which they were more dead than alive, an order came to carry them to Bufcoran, two hundred miles distant, where the emperor was encamped.
This haughty potentate rode out to look them over, and it was his pleasure that they should be confined in a castle near by. It pleased them greatly when, after a little while, the same governor of Tangier who had abused them so frightfully was dragged into the castle, along with his household of officials, and they wore iron collars locked about their necks. There was such a thing as righteous retribution even in those parlous days. The emperor was building a splendid new castle, and the British privateersmen were set at work with pickaxes to dig the wall foundations. Remorselessly driven until they dropped, twenty of them abjured Christianity to find a respite from their torments.
The emperor was not too busy with his new castle to attend to matters of state, such as punishing the disgraced governor of Tangier and sundry other subjects who had misbehaved themselves in one way or another.
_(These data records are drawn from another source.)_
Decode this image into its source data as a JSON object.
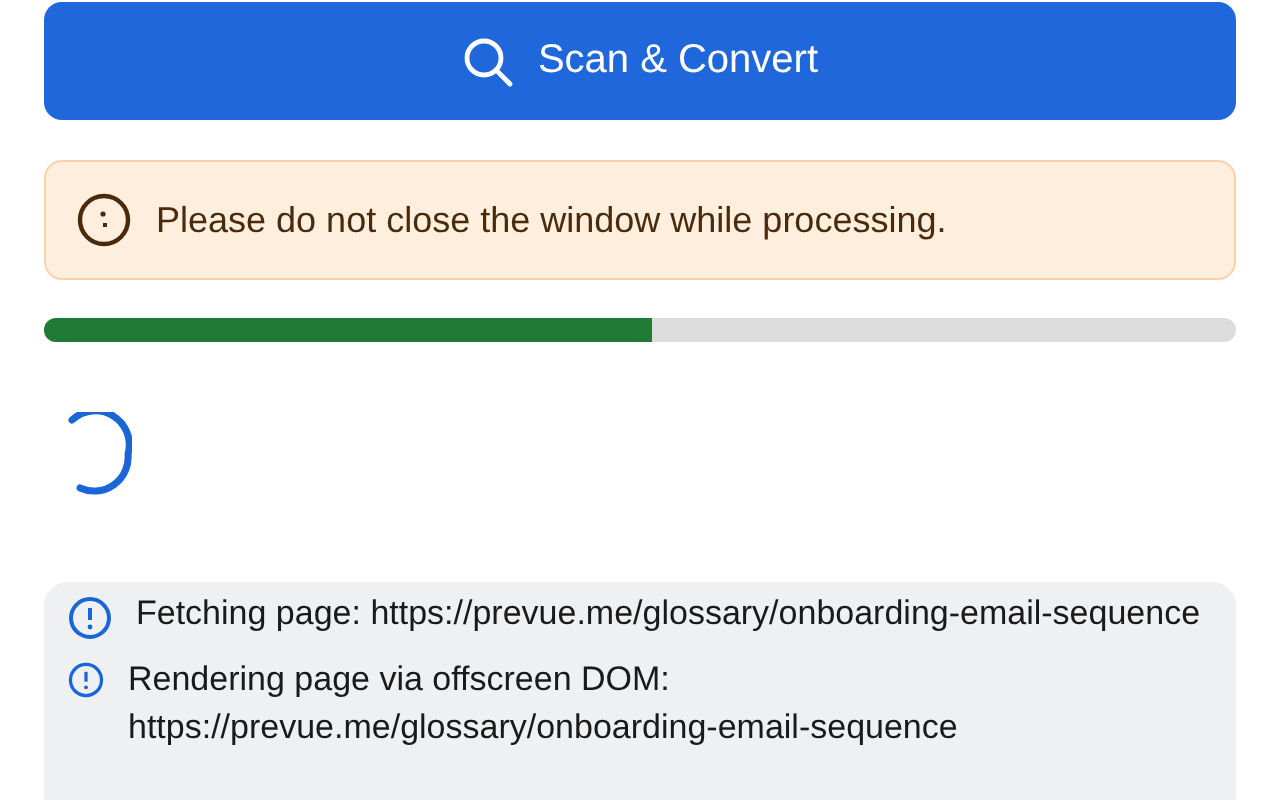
{
  "scan_button": {
    "label": "Scan & Convert"
  },
  "warning": {
    "text": "Please do not close the window while processing."
  },
  "progress": {
    "level": 0.51
  },
  "log": [
    {
      "text": "Fetching page: https://prevue.me/glossary/onboarding-email-sequence"
    },
    {
      "text": "Rendering page via offscreen DOM: https://prevue.me/glossary/onboarding-email-sequence"
    }
  ]
}
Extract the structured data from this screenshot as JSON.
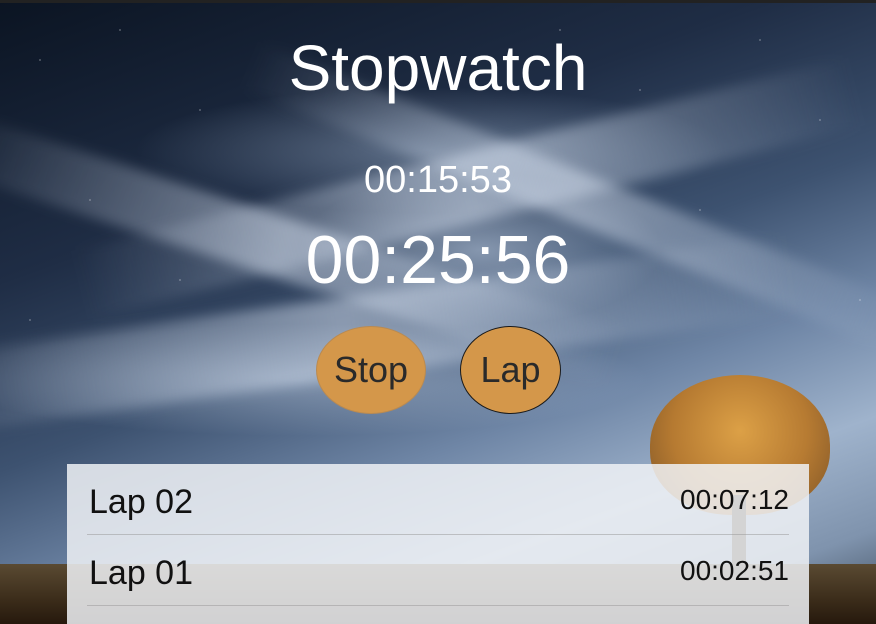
{
  "app": {
    "title": "Stopwatch"
  },
  "timer": {
    "lap_time": "00:15:53",
    "total_time": "00:25:56"
  },
  "controls": {
    "stop_label": "Stop",
    "lap_label": "Lap"
  },
  "laps": [
    {
      "label": "Lap 02",
      "time": "00:07:12"
    },
    {
      "label": "Lap 01",
      "time": "00:02:51"
    }
  ],
  "colors": {
    "button_fill": "#d4974a",
    "text_primary": "#ffffff",
    "lap_panel": "#f0f2f6"
  }
}
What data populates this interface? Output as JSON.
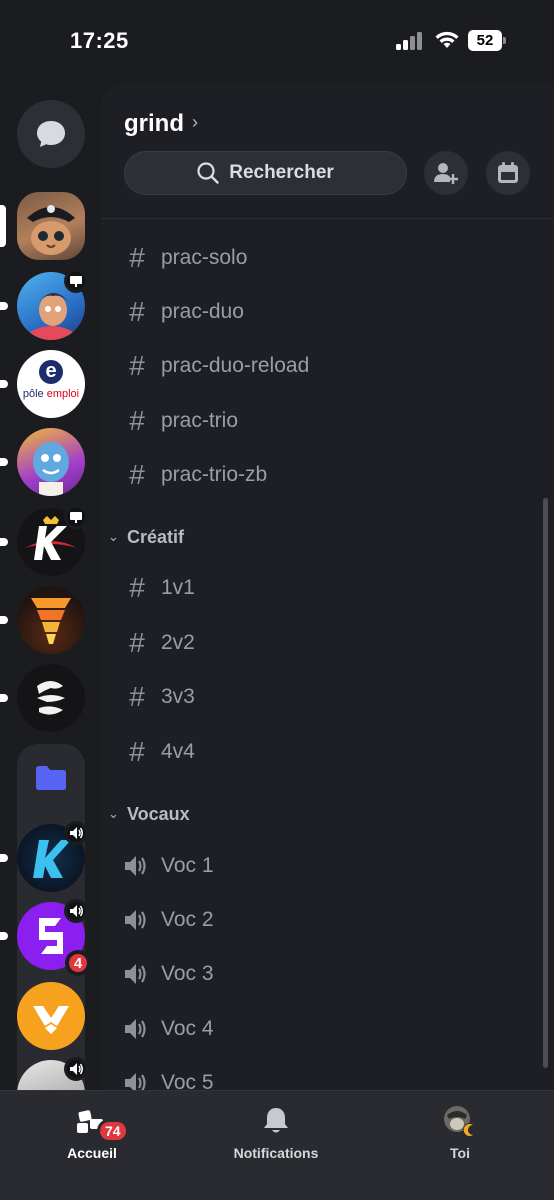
{
  "status_bar": {
    "time": "17:25",
    "battery": "52"
  },
  "server": {
    "name": "grind",
    "search_label": "Rechercher"
  },
  "channels_top": [
    {
      "name": "prac-solo"
    },
    {
      "name": "prac-duo"
    },
    {
      "name": "prac-duo-reload"
    },
    {
      "name": "prac-trio"
    },
    {
      "name": "prac-trio-zb"
    }
  ],
  "categories": [
    {
      "name": "Créatif"
    },
    {
      "name": "Vocaux"
    }
  ],
  "creative_channels": [
    {
      "name": "1v1"
    },
    {
      "name": "2v2"
    },
    {
      "name": "3v3"
    },
    {
      "name": "4v4"
    }
  ],
  "voice_channels": [
    {
      "name": "Voc 1"
    },
    {
      "name": "Voc 2"
    },
    {
      "name": "Voc 3"
    },
    {
      "name": "Voc 4"
    },
    {
      "name": "Voc 5"
    }
  ],
  "rail": {
    "pole_emploi_text_a": "pôle",
    "pole_emploi_text_b": "emploi",
    "pole_emploi_letter": "e",
    "unread_badge": "4"
  },
  "bottom_nav": {
    "home_label": "Accueil",
    "home_badge": "74",
    "notifications_label": "Notifications",
    "profile_label": "Toi"
  },
  "colors": {
    "background": "#1b1c20",
    "panel": "#1e1f24",
    "badge_red": "#e0383e",
    "folder_blue": "#5865f2"
  }
}
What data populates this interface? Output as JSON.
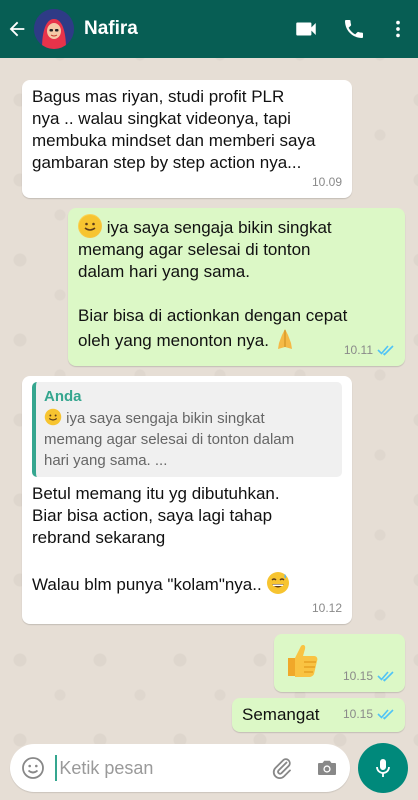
{
  "colors": {
    "header": "#075e54",
    "incoming": "#ffffff",
    "outgoing": "#dcf8c6",
    "read_ticks": "#4fc3f7",
    "accent": "#00897b"
  },
  "header": {
    "contact_name": "Nafira",
    "icons": [
      "back-arrow-icon",
      "video-call-icon",
      "phone-icon",
      "more-vert-icon"
    ]
  },
  "messages": [
    {
      "direction": "in",
      "text": "Bagus mas riyan, studi profit PLR\nnya .. walau singkat videonya, tapi\nmembuka mindset dan memberi saya\ngambaran step by step action nya...",
      "time": "10.09"
    },
    {
      "direction": "out",
      "text_1": "iya saya sengaja bikin singkat\nmemang agar selesai di tonton\ndalam hari yang sama.",
      "text_2": "Biar bisa di actionkan dengan cepat\noleh yang menonton nya.",
      "time": "10.11",
      "status": "read"
    },
    {
      "direction": "in",
      "quote_author": "Anda",
      "quote_text": "iya saya sengaja bikin singkat\nmemang agar selesai di tonton dalam\nhari yang sama. ...",
      "text_1": "Betul memang itu yg dibutuhkan.\nBiar bisa action, saya lagi tahap\nrebrand sekarang",
      "text_2": "Walau blm punya \"kolam\"nya..",
      "time": "10.12"
    },
    {
      "direction": "out",
      "emoji": "thumbs-up-icon",
      "time": "10.15",
      "status": "read"
    },
    {
      "direction": "out",
      "text": "Semangat",
      "time": "10.15",
      "status": "read"
    }
  ],
  "composer": {
    "placeholder": "Ketik pesan",
    "icons": [
      "emoji-icon",
      "attach-icon",
      "camera-icon",
      "mic-icon"
    ]
  }
}
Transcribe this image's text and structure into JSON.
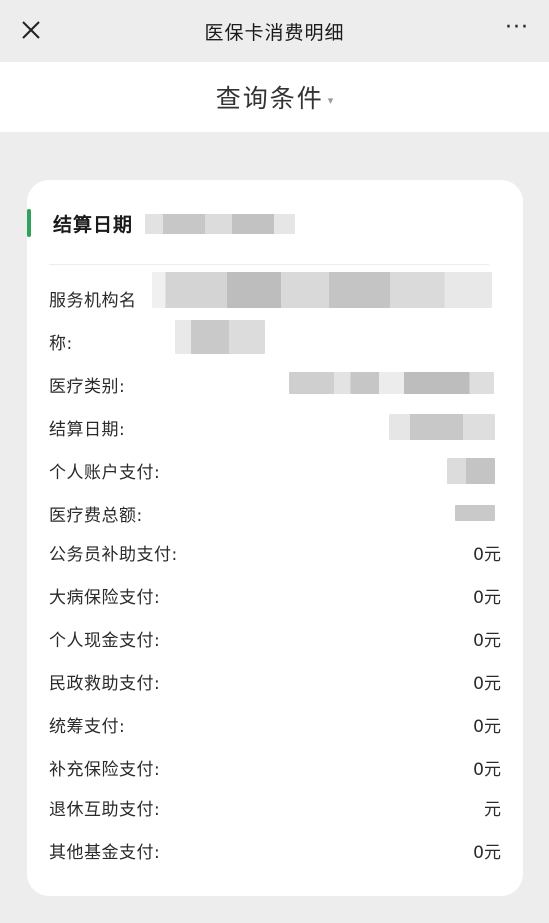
{
  "navbar": {
    "title": "医保卡消费明细",
    "more": "···"
  },
  "query": {
    "label": "查询条件",
    "caret": "▾"
  },
  "card": {
    "title": "结算日期",
    "accent_color": "#2ea15a",
    "rows": [
      {
        "label": "服务机构名",
        "value": ""
      },
      {
        "label": "称:",
        "value": ""
      },
      {
        "label": "医疗类别:",
        "value": ""
      },
      {
        "label": "结算日期:",
        "value": ""
      },
      {
        "label": "个人账户支付:",
        "value": ""
      },
      {
        "label": "医疗费总额:",
        "value": ""
      },
      {
        "label": "公务员补助支付:",
        "value": "0元"
      },
      {
        "label": "大病保险支付:",
        "value": "0元"
      },
      {
        "label": "个人现金支付:",
        "value": "0元"
      },
      {
        "label": "民政救助支付:",
        "value": "0元"
      },
      {
        "label": "统筹支付:",
        "value": "0元"
      },
      {
        "label": "补充保险支付:",
        "value": "0元"
      },
      {
        "label": "退休互助支付:",
        "value": "元"
      },
      {
        "label": "其他基金支付:",
        "value": "0元"
      }
    ]
  }
}
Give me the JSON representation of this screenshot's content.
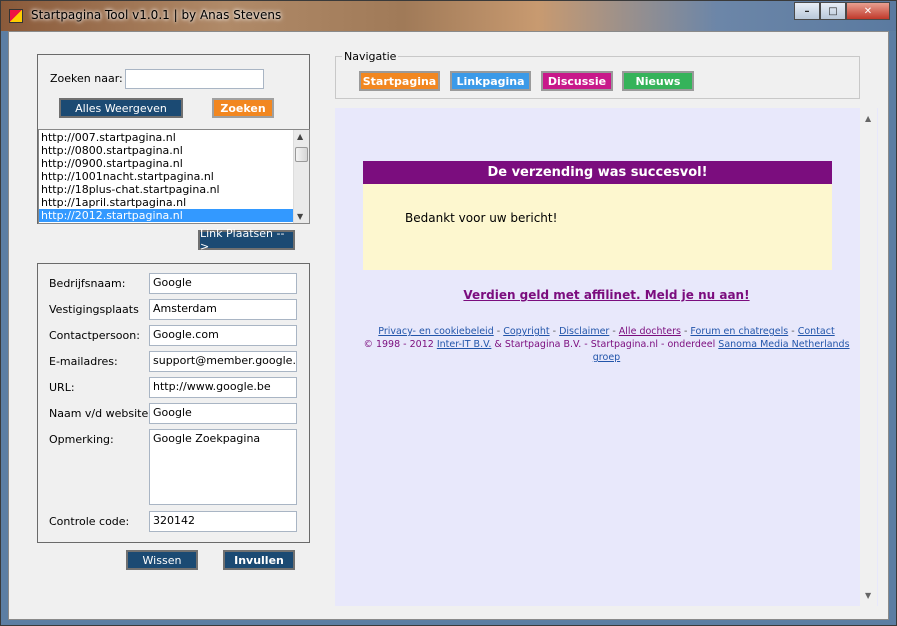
{
  "window": {
    "title": "Startpagina Tool v1.0.1 | by Anas Stevens",
    "min_glyph": "–",
    "max_glyph": "□",
    "close_glyph": "✕"
  },
  "search": {
    "label": "Zoeken naar:",
    "value": "",
    "show_all_label": "Alles Weergeven",
    "search_label": "Zoeken"
  },
  "list": {
    "items": [
      "http://007.startpagina.nl",
      "http://0800.startpagina.nl",
      "http://0900.startpagina.nl",
      "http://1001nacht.startpagina.nl",
      "http://18plus-chat.startpagina.nl",
      "http://1april.startpagina.nl",
      "http://2012.startpagina.nl"
    ],
    "selected_index": 6
  },
  "link_button": "Link Plaatsen -->",
  "form": {
    "company_label": "Bedrijfsnaam:",
    "company": "Google",
    "city_label": "Vestigingsplaats",
    "city": "Amsterdam",
    "contact_label": "Contactpersoon:",
    "contact": "Google.com",
    "email_label": "E-mailadres:",
    "email": "support@member.google.com",
    "url_label": "URL:",
    "url": "http://www.google.be",
    "site_label": "Naam v/d website:",
    "site": "Google",
    "remark_label": "Opmerking:",
    "remark": "Google Zoekpagina",
    "code_label": "Controle code:",
    "code": "320142"
  },
  "actions": {
    "clear": "Wissen",
    "fill": "Invullen"
  },
  "nav": {
    "legend": "Navigatie",
    "buttons": [
      {
        "label": "Startpagina",
        "color": "#f28720"
      },
      {
        "label": "Linkpagina",
        "color": "#3b9ae8"
      },
      {
        "label": "Discussie",
        "color": "#c8188a"
      },
      {
        "label": "Nieuws",
        "color": "#35b35a"
      }
    ]
  },
  "web": {
    "success_title": "De verzending was succesvol!",
    "success_msg": "Bedankt voor uw bericht!",
    "promo": "Verdien geld met affilinet. Meld je nu aan!",
    "footer": {
      "links1": [
        "Privacy- en cookiebeleid",
        "Copyright",
        "Disclaimer",
        "Alle dochters",
        "Forum en chatregels",
        "Contact"
      ],
      "copy": "© 1998 - 2012",
      "inter": "Inter-IT B.V.",
      "mid": "& Startpagina B.V. - Startpagina.nl - onderdeel",
      "sanoma": "Sanoma Media Netherlands",
      "groep": "groep"
    }
  },
  "colors": {
    "brand_purple": "#7b0d7e",
    "dark_button": "#1b4a73"
  }
}
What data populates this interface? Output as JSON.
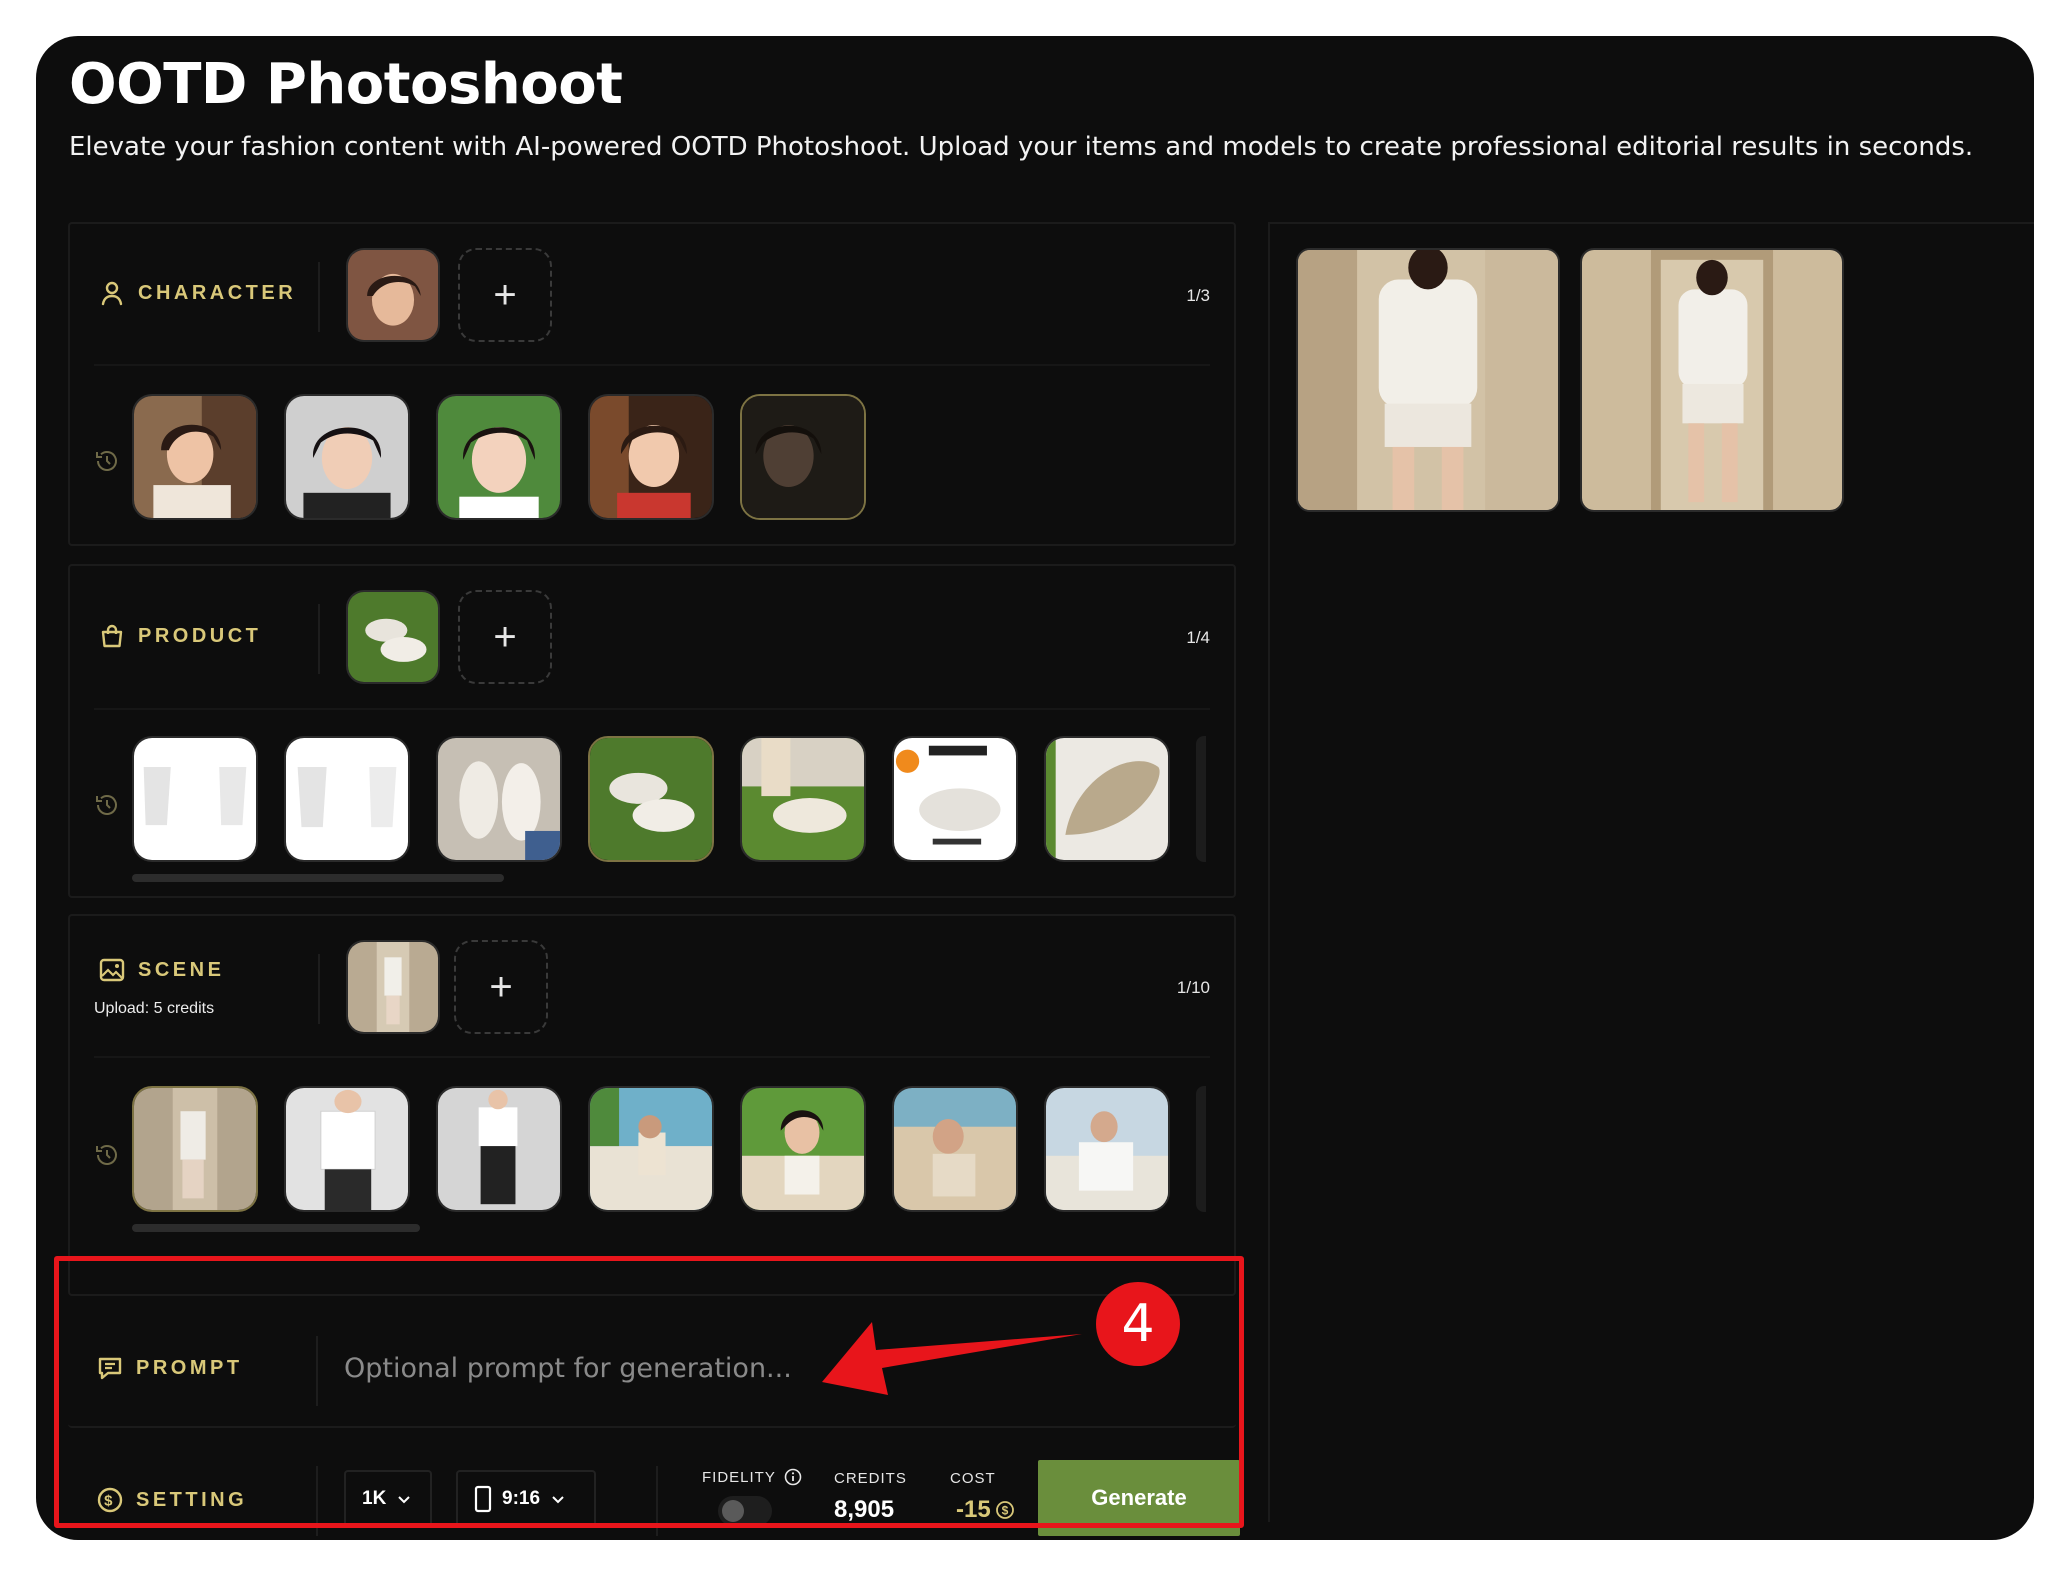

Sailormen were accustomed to strange sights and wonderful experiences in that age of sea-faring, but few of them beheld such a drama as was enacted before the eyes of the survivors of the Inspector as they glanced up from their sweating toil